It should have been one of the greatest days in Don Sutton's career.

Instead, it became just another day in his quest for 300 career victories. His pitching performance was neither pretty nor particularly poignant, and he allowed five runs in 6 1/3 innings and did not figure in the decision.

California eventually won the game, 6-5, on Doug DeCinces' homer to lead off the eighth before a crowd of 40,005 at Anaheim Stadium.

Doug Corbett pitched the last two innings to earn the victory and even his record at 1-1.

Sutton entered this season needing five victories to become the 19th pitcher to win 300, yet he has become inconsistent and unreliable. He is 4-5 with a 5.56 earned run average after 13 starts and has given up a team-high 15 home runs. He is not scheduled to pitch again until Friday in Kansas City.

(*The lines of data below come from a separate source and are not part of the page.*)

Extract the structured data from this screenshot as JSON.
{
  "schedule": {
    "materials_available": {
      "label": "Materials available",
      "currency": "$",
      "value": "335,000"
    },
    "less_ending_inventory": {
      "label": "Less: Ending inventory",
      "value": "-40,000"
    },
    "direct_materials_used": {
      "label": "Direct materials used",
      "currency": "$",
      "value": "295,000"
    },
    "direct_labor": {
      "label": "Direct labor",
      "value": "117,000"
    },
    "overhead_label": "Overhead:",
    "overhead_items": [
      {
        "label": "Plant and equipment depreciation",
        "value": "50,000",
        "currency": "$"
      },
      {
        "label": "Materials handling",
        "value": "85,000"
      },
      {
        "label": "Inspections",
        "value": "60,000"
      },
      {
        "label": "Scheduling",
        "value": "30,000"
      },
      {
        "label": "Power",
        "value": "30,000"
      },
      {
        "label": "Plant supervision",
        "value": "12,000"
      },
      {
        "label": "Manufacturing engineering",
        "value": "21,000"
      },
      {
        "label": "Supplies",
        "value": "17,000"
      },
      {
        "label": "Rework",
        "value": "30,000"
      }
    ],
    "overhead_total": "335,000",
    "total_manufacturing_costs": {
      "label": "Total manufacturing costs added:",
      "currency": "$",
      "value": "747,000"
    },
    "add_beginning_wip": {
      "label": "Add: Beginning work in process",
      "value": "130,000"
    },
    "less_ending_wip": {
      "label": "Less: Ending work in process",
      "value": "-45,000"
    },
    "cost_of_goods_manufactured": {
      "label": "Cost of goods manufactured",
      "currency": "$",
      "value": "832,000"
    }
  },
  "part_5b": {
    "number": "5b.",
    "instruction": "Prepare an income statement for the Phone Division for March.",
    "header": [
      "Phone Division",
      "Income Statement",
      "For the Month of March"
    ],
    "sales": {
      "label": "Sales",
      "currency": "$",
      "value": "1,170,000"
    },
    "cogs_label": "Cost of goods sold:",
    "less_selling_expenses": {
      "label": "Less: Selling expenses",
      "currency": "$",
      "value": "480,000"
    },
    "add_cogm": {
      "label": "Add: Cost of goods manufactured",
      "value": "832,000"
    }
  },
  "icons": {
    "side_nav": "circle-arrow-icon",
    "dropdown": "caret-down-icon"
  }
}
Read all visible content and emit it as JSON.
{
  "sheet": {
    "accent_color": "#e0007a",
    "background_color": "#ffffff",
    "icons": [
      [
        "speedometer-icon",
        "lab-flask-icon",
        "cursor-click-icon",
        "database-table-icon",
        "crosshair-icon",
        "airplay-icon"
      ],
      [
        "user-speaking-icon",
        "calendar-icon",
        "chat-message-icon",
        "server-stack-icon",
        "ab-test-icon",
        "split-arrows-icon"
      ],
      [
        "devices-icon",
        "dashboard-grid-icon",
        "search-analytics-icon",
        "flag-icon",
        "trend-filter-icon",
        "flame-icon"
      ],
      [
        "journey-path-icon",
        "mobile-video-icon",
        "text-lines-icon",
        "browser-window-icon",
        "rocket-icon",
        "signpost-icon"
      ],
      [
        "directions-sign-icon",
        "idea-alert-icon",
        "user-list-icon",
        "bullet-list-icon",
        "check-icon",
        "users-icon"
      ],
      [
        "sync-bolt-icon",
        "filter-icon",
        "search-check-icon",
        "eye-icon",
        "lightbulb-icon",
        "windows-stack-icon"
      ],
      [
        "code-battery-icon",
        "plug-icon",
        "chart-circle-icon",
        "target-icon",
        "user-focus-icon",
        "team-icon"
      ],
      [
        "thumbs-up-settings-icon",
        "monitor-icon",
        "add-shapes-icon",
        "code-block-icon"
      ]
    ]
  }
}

"If they came easily, there would be two or three hundred guys with 300 wins," he said. "They gave me enough runs to win today, but I blew it . . . But my 300th win will come eventually. I'll get other chances."

Sutton, whose career record is 299-233, had two leads to work with, 4-1 and 5-4. Neither was enough.

He left with one out in the seventh after he walked Willie Wilson, hit Lonnie Smith with a pitch and then threw two balls to Rudy Law. As he left the field, Sutton received a standing ovation, a gesture that caused him the most regret.

"These people don't even know me that well," he said. "I haven't been here that long. But that was my first standing ovation in a long time and it felt really, really special."

He paused. "I just wish that 300 wins could have come here and come today."

Left-hander Terry Forster came on in relief, but he promptly gave up a single to Law that scored Wilson to tie the score and thereby end Sutton's chance of winning.

"When I came over here from the Atlanta Braves , the thing I was most excited about was the chance to get in on his 300th win," said Forster, who retired the next two hitters without incident. "I would have died for the chance to save this game for him."

The Angels got Sutton a 4-1 lead on a two-run homer by Wally Joyner and Rob Wilfong's RBI single in the first and Ruppert Jones' bases-empty home run in the second.

Although Kansas City rallied to tie the score on home runs by Smith and Buddy Biancalana and Jorge Orta's run-scoring single in the third, California went back on top, 5-4, when Reggie Jackson singled home Joyner in the fifth.

But the Angels were otherwise held in check by starter Dennis Leonard, who struck out 10 and retired the side in order three times. Reliever Bud Black (3-4) came on with none out in the seventh and eventually took the loss when he gave up DeCinces' homer an inning later.

"We obviously wanted to win for Don," DeCinces said. "We gave him the opportunities, but he couldn't hold on . . . It was difficult after we got a lead to give up runs we couldn't do anything about.

"We'll just have to go back and do it again. I think everybody in here would have appreciated it, doing it on his first chance, being at home, 40,000 people, national TV. I mean, everything was in line for us to do it, it just didn't work out that way."

"Don Sutton is going to get his 300th," Royals Manager Dick Howser said. "I just hope it's not next Friday in Kansas City."